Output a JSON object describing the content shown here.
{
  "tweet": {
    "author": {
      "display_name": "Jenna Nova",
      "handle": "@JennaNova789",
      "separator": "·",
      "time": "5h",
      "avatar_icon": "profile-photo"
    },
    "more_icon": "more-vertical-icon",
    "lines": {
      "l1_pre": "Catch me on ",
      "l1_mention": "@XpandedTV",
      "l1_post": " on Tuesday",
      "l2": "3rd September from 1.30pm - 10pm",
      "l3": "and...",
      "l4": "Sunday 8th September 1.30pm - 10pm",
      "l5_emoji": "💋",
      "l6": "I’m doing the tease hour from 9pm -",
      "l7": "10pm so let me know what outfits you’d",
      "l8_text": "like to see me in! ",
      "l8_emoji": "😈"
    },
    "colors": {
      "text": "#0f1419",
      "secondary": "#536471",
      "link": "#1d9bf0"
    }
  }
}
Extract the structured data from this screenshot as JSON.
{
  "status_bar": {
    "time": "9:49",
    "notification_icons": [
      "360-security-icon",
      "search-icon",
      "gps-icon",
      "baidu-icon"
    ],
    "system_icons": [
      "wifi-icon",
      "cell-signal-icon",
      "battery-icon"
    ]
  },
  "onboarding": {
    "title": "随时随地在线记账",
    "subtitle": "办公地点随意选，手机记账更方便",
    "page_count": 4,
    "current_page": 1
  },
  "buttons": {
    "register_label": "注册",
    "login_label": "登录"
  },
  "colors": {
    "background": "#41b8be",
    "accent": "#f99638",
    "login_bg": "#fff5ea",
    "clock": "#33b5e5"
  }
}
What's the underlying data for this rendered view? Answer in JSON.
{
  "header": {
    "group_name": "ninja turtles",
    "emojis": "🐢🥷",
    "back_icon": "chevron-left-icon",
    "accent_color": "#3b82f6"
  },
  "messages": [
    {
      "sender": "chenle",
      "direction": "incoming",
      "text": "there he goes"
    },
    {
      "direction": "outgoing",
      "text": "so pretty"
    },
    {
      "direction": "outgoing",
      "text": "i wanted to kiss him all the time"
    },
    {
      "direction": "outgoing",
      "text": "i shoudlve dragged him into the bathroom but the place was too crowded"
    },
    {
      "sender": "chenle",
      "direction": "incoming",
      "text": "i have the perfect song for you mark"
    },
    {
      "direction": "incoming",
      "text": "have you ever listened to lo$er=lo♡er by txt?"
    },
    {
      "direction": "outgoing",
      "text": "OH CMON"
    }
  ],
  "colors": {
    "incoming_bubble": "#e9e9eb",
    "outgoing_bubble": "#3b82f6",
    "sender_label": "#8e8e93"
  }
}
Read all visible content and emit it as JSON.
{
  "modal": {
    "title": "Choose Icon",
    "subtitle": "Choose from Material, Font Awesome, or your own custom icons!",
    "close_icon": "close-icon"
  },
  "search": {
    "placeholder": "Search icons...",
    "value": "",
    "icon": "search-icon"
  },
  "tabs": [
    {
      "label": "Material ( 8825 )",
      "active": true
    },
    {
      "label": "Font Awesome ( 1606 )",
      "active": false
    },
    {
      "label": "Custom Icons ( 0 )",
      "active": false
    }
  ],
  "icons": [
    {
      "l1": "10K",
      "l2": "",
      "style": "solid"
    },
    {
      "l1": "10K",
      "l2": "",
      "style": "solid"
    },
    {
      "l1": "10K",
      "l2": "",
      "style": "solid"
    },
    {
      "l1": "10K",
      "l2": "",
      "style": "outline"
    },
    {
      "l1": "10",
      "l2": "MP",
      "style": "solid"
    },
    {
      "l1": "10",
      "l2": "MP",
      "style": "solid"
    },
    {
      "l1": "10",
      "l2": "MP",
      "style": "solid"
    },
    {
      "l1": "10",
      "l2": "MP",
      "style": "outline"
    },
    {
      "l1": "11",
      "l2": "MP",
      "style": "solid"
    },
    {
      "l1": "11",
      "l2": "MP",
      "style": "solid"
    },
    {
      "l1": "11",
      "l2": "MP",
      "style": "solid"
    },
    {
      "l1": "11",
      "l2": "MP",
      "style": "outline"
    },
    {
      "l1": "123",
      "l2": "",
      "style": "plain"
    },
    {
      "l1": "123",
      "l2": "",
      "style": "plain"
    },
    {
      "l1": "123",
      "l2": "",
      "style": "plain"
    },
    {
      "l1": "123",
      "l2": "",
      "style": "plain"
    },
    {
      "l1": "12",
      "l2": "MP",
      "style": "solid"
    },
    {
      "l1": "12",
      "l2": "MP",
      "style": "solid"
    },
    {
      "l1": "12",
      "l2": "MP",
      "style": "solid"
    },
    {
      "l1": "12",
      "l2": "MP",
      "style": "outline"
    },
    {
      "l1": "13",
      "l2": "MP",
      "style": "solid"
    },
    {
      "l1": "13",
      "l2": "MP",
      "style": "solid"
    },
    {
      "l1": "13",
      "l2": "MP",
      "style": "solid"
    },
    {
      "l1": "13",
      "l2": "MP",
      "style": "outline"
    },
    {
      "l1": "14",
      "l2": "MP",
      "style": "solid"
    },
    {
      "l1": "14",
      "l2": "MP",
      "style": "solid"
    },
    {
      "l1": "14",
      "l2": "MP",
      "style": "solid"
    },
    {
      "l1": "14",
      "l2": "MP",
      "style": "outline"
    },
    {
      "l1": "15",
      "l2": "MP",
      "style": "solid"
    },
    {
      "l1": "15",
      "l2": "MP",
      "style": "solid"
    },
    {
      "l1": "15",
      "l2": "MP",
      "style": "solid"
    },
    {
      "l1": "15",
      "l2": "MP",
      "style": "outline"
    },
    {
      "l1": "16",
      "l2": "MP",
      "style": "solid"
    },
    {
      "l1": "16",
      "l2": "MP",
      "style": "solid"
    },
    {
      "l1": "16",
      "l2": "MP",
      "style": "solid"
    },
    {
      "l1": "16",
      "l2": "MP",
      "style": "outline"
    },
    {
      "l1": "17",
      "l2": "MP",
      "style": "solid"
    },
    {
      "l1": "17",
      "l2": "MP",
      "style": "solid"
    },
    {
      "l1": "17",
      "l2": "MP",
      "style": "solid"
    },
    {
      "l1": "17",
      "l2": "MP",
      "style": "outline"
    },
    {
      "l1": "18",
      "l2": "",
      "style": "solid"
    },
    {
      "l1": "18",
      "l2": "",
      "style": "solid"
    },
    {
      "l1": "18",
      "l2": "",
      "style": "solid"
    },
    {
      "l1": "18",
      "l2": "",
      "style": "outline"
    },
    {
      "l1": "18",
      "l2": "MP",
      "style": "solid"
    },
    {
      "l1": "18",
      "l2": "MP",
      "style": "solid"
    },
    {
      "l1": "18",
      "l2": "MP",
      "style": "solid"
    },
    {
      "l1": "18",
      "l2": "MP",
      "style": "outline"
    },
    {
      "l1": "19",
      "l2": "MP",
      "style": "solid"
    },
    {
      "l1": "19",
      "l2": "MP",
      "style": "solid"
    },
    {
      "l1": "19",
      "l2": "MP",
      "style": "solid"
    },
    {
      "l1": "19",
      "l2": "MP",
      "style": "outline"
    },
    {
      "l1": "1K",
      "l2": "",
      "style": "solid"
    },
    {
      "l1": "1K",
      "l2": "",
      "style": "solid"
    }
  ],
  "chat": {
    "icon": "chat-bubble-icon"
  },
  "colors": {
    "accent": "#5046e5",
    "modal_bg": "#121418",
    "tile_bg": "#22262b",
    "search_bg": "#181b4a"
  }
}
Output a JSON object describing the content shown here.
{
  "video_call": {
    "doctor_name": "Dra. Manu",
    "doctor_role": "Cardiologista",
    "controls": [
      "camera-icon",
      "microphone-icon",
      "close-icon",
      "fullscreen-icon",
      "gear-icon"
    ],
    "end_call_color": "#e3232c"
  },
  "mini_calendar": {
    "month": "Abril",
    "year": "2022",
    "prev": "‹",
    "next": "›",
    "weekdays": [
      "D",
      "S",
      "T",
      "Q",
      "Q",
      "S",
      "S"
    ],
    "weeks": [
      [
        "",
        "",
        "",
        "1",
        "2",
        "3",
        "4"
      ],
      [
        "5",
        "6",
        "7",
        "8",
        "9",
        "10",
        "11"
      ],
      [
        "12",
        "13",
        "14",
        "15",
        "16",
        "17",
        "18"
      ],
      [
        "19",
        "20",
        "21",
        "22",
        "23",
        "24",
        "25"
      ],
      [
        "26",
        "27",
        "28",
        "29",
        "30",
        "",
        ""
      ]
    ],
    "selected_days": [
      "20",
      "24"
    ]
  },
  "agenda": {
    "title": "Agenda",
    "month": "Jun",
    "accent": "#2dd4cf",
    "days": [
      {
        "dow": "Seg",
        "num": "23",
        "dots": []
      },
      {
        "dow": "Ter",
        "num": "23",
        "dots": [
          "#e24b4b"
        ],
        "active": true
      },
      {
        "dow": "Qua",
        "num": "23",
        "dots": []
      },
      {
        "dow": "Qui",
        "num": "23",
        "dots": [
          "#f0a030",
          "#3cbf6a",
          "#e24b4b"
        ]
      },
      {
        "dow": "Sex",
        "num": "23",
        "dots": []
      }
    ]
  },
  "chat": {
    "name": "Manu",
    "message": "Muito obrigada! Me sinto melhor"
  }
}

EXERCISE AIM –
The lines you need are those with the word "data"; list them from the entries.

REPLY –
Extract the structured data from this screenshot as JSON.
What's the underlying data for this rendered view? Answer in JSON.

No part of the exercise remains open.